-- Task inputs follows --

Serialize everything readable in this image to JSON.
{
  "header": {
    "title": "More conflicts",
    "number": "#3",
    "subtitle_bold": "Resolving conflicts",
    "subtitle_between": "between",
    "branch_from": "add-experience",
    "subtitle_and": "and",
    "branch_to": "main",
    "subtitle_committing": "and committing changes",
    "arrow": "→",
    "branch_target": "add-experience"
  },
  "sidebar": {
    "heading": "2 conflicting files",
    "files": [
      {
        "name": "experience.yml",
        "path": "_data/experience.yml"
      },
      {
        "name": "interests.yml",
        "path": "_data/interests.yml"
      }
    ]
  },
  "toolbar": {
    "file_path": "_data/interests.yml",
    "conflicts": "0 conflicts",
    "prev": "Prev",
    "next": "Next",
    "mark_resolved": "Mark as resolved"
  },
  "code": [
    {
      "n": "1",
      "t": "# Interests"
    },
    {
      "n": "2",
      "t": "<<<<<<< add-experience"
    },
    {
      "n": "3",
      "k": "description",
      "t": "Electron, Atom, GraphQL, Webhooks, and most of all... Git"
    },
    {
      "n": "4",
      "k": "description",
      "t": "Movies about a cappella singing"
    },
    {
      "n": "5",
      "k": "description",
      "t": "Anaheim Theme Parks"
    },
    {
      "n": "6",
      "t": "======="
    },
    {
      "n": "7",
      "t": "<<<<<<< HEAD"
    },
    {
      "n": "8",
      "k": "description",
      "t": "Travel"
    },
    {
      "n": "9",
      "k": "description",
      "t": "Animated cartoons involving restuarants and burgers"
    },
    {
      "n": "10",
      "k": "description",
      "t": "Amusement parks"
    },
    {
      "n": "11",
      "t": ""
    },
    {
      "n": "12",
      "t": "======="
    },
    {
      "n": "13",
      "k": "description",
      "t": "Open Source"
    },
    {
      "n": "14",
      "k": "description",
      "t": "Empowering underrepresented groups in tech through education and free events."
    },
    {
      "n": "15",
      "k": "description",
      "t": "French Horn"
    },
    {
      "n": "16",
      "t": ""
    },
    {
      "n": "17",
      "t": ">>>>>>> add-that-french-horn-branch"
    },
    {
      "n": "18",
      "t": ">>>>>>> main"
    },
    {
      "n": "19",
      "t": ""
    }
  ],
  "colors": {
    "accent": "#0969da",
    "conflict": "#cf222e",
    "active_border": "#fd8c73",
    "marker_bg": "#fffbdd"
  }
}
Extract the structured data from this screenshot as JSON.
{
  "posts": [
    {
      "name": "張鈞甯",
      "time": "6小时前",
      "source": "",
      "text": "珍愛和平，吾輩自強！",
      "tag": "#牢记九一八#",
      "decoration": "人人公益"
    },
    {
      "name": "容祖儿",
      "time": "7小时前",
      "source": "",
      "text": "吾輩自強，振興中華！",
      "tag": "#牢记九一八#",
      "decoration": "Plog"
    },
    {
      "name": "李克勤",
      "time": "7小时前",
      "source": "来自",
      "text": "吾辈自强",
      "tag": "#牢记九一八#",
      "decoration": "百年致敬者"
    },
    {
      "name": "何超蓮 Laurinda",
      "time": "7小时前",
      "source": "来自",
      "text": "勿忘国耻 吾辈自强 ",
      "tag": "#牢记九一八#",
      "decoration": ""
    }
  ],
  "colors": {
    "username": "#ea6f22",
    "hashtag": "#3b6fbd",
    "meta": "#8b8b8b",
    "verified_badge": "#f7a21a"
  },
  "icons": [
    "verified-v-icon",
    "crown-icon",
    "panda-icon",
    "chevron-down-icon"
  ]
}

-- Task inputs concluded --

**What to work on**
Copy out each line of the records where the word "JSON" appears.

**Result of this task**
Serialize everything readable in this image to JSON.
Extract the structured data from this screenshot as JSON.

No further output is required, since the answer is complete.